Start of Block
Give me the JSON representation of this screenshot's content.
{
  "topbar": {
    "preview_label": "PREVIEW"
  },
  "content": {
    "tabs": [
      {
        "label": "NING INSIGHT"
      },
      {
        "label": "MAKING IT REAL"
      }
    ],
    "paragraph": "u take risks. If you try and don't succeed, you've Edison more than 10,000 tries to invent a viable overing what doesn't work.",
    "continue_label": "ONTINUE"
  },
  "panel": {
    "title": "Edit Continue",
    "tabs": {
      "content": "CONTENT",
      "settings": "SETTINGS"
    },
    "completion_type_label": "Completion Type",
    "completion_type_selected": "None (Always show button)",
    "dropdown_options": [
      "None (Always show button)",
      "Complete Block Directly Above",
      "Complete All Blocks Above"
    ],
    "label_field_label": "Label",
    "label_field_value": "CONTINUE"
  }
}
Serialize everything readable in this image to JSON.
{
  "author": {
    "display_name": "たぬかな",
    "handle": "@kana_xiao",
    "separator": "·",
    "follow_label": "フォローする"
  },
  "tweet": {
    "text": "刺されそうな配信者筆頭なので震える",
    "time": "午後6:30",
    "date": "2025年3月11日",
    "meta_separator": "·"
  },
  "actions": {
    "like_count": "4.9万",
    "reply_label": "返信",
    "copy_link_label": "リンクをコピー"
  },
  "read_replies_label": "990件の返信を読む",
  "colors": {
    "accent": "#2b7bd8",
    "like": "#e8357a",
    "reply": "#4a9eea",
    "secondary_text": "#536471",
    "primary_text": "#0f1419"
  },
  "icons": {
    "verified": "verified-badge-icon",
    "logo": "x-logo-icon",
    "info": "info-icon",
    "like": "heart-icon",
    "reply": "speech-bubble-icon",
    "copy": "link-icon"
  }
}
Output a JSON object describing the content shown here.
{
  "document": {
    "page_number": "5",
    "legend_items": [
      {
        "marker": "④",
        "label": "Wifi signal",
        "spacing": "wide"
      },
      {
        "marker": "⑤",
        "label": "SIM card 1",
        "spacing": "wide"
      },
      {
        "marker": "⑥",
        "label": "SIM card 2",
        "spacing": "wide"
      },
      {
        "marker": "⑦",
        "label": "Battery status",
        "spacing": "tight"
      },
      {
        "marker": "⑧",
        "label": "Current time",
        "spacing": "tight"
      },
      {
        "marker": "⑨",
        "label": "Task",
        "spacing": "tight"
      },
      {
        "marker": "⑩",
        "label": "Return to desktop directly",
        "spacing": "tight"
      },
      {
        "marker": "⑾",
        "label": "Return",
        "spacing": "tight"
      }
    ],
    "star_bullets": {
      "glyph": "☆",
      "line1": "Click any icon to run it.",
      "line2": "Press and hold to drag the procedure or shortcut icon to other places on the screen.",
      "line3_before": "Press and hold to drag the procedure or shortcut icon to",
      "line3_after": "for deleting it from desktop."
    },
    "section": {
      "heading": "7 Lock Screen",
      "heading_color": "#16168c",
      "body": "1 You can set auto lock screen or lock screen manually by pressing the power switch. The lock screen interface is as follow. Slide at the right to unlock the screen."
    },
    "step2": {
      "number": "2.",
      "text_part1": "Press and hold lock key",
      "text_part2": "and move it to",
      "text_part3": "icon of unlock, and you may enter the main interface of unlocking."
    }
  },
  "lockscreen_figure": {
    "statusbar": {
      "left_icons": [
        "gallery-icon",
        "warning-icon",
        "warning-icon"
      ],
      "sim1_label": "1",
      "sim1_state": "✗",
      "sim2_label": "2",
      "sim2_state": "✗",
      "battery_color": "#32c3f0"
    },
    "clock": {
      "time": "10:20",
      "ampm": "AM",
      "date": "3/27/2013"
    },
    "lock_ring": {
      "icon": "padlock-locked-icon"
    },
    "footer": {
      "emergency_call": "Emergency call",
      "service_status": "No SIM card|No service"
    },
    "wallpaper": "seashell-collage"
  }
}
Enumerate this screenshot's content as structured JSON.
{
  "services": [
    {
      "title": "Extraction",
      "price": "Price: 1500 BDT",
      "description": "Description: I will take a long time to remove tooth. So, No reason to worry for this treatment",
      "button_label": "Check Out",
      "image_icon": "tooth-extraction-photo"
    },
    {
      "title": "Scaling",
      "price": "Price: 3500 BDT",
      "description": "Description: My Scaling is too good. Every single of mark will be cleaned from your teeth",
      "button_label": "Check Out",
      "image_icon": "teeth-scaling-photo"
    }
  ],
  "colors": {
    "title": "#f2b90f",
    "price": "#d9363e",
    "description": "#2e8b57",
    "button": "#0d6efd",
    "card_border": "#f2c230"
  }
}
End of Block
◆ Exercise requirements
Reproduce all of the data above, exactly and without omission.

◆ Reply to the exercise
Give me the JSON representation of this screenshot's content.
{
  "topbar": {
    "preview_label": "PREVIEW"
  },
  "content": {
    "tabs": [
      {
        "label": "NING INSIGHT"
      },
      {
        "label": "MAKING IT REAL"
      }
    ],
    "paragraph": "u take risks. If you try and don't succeed, you've Edison more than 10,000 tries to invent a viable overing what doesn't work.",
    "continue_label": "ONTINUE"
  },
  "panel": {
    "title": "Edit Continue",
    "tabs": {
      "content": "CONTENT",
      "settings": "SETTINGS"
    },
    "completion_type_label": "Completion Type",
    "completion_type_selected": "None (Always show button)",
    "dropdown_options": [
      "None (Always show button)",
      "Complete Block Directly Above",
      "Complete All Blocks Above"
    ],
    "label_field_label": "Label",
    "label_field_value": "CONTINUE"
  }
}
Serialize everything readable in this image to JSON.
{
  "author": {
    "display_name": "たぬかな",
    "handle": "@kana_xiao",
    "separator": "·",
    "follow_label": "フォローする"
  },
  "tweet": {
    "text": "刺されそうな配信者筆頭なので震える",
    "time": "午後6:30",
    "date": "2025年3月11日",
    "meta_separator": "·"
  },
  "actions": {
    "like_count": "4.9万",
    "reply_label": "返信",
    "copy_link_label": "リンクをコピー"
  },
  "read_replies_label": "990件の返信を読む",
  "colors": {
    "accent": "#2b7bd8",
    "like": "#e8357a",
    "reply": "#4a9eea",
    "secondary_text": "#536471",
    "primary_text": "#0f1419"
  },
  "icons": {
    "verified": "verified-badge-icon",
    "logo": "x-logo-icon",
    "info": "info-icon",
    "like": "heart-icon",
    "reply": "speech-bubble-icon",
    "copy": "link-icon"
  }
}
Output a JSON object describing the content shown here.
{
  "document": {
    "page_number": "5",
    "legend_items": [
      {
        "marker": "④",
        "label": "Wifi signal",
        "spacing": "wide"
      },
      {
        "marker": "⑤",
        "label": "SIM card 1",
        "spacing": "wide"
      },
      {
        "marker": "⑥",
        "label": "SIM card 2",
        "spacing": "wide"
      },
      {
        "marker": "⑦",
        "label": "Battery status",
        "spacing": "tight"
      },
      {
        "marker": "⑧",
        "label": "Current time",
        "spacing": "tight"
      },
      {
        "marker": "⑨",
        "label": "Task",
        "spacing": "tight"
      },
      {
        "marker": "⑩",
        "label": "Return to desktop directly",
        "spacing": "tight"
      },
      {
        "marker": "⑾",
        "label": "Return",
        "spacing": "tight"
      }
    ],
    "star_bullets": {
      "glyph": "☆",
      "line1": "Click any icon to run it.",
      "line2": "Press and hold to drag the procedure or shortcut icon to other places on the screen.",
      "line3_before": "Press and hold to drag the procedure or shortcut icon to",
      "line3_after": "for deleting it from desktop."
    },
    "section": {
      "heading": "7 Lock Screen",
      "heading_color": "#16168c",
      "body": "1 You can set auto lock screen or lock screen manually by pressing the power switch. The lock screen interface is as follow. Slide at the right to unlock the screen."
    },
    "step2": {
      "number": "2.",
      "text_part1": "Press and hold lock key",
      "text_part2": "and move it to",
      "text_part3": "icon of unlock, and you may enter the main interface of unlocking."
    }
  },
  "lockscreen_figure": {
    "statusbar": {
      "left_icons": [
        "gallery-icon",
        "warning-icon",
        "warning-icon"
      ],
      "sim1_label": "1",
      "sim1_state": "✗",
      "sim2_label": "2",
      "sim2_state": "✗",
      "battery_color": "#32c3f0"
    },
    "clock": {
      "time": "10:20",
      "ampm": "AM",
      "date": "3/27/2013"
    },
    "lock_ring": {
      "icon": "padlock-locked-icon"
    },
    "footer": {
      "emergency_call": "Emergency call",
      "service_status": "No SIM card|No service"
    },
    "wallpaper": "seashell-collage"
  }
}
Enumerate this screenshot's content as structured JSON.
{
  "services": [
    {
      "title": "Extraction",
      "price": "Price: 1500 BDT",
      "description": "Description: I will take a long time to remove tooth. So, No reason to worry for this treatment",
      "button_label": "Check Out",
      "image_icon": "tooth-extraction-photo"
    },
    {
      "title": "Scaling",
      "price": "Price: 3500 BDT",
      "description": "Description: My Scaling is too good. Every single of mark will be cleaned from your teeth",
      "button_label": "Check Out",
      "image_icon": "teeth-scaling-photo"
    }
  ],
  "colors": {
    "title": "#f2b90f",
    "price": "#d9363e",
    "description": "#2e8b57",
    "button": "#0d6efd",
    "card_border": "#f2c230"
  }
}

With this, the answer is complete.